The DMV is a governmental agency with employees that are well known for making mistakes. And the tough part is getting them to correct such errors. It sounds like a mistake was made here. So take all your paperwork to the DMV and see if they will straighten it out. If not, you can file a writ of mandumus in court that will compel the DMV to correct its error.
You should definately contact an attorney. If money is tight, and you don't want to forfeit the amount that the bail bondsman charges, we can likely get him released without bail, or get bail drasstically reduced at the arraignment. The DA might be able to offer a very good deal becasue the facts against him are very weak.
Yes, your son could still get in trouble. But it comes down to whether the DA believes her, and not your son. Your son should not discuss this issue with anyone accept an attorney. If he is contacted by anyone, he should direct them to contact his attorney.

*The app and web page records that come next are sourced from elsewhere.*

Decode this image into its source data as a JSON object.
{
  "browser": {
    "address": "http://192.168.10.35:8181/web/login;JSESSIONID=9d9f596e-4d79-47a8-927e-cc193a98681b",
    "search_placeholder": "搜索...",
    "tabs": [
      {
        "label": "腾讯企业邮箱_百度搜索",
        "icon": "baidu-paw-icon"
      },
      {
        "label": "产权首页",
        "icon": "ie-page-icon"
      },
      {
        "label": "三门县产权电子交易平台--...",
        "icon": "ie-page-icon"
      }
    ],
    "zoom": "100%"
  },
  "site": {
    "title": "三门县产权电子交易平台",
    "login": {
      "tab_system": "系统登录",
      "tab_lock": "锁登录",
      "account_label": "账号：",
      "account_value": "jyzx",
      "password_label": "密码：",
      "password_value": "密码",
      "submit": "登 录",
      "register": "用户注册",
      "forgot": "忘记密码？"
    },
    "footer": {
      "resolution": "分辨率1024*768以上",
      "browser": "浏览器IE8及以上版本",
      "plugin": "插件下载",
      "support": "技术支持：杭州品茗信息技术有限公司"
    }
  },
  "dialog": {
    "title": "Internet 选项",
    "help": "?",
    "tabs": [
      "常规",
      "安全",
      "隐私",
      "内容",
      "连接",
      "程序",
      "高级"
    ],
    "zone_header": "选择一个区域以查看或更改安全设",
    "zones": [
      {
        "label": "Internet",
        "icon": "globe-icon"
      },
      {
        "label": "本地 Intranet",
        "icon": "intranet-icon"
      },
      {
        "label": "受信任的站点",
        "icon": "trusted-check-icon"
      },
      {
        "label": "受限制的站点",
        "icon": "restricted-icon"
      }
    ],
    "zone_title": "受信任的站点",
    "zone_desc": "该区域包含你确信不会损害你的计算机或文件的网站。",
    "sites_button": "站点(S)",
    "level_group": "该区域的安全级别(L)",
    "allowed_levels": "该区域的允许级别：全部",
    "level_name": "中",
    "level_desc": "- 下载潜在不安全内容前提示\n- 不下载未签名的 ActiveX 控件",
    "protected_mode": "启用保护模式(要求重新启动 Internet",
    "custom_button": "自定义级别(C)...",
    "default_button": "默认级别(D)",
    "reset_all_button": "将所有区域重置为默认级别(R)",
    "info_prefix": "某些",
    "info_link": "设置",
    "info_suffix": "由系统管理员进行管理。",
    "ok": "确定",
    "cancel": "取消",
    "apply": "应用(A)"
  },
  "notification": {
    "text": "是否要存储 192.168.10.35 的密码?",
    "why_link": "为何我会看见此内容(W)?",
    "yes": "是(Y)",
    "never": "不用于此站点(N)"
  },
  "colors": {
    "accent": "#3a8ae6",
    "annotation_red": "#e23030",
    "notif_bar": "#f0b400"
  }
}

Suing the government is a painstaking and expensive process. Government employees are given great deference in their duties, meaning that they are allowed to make mistakes without being sued. So you would need to prove that their actions were beyond that level of deference. Here, there was information linking you to the suspect, and that may be excuseable.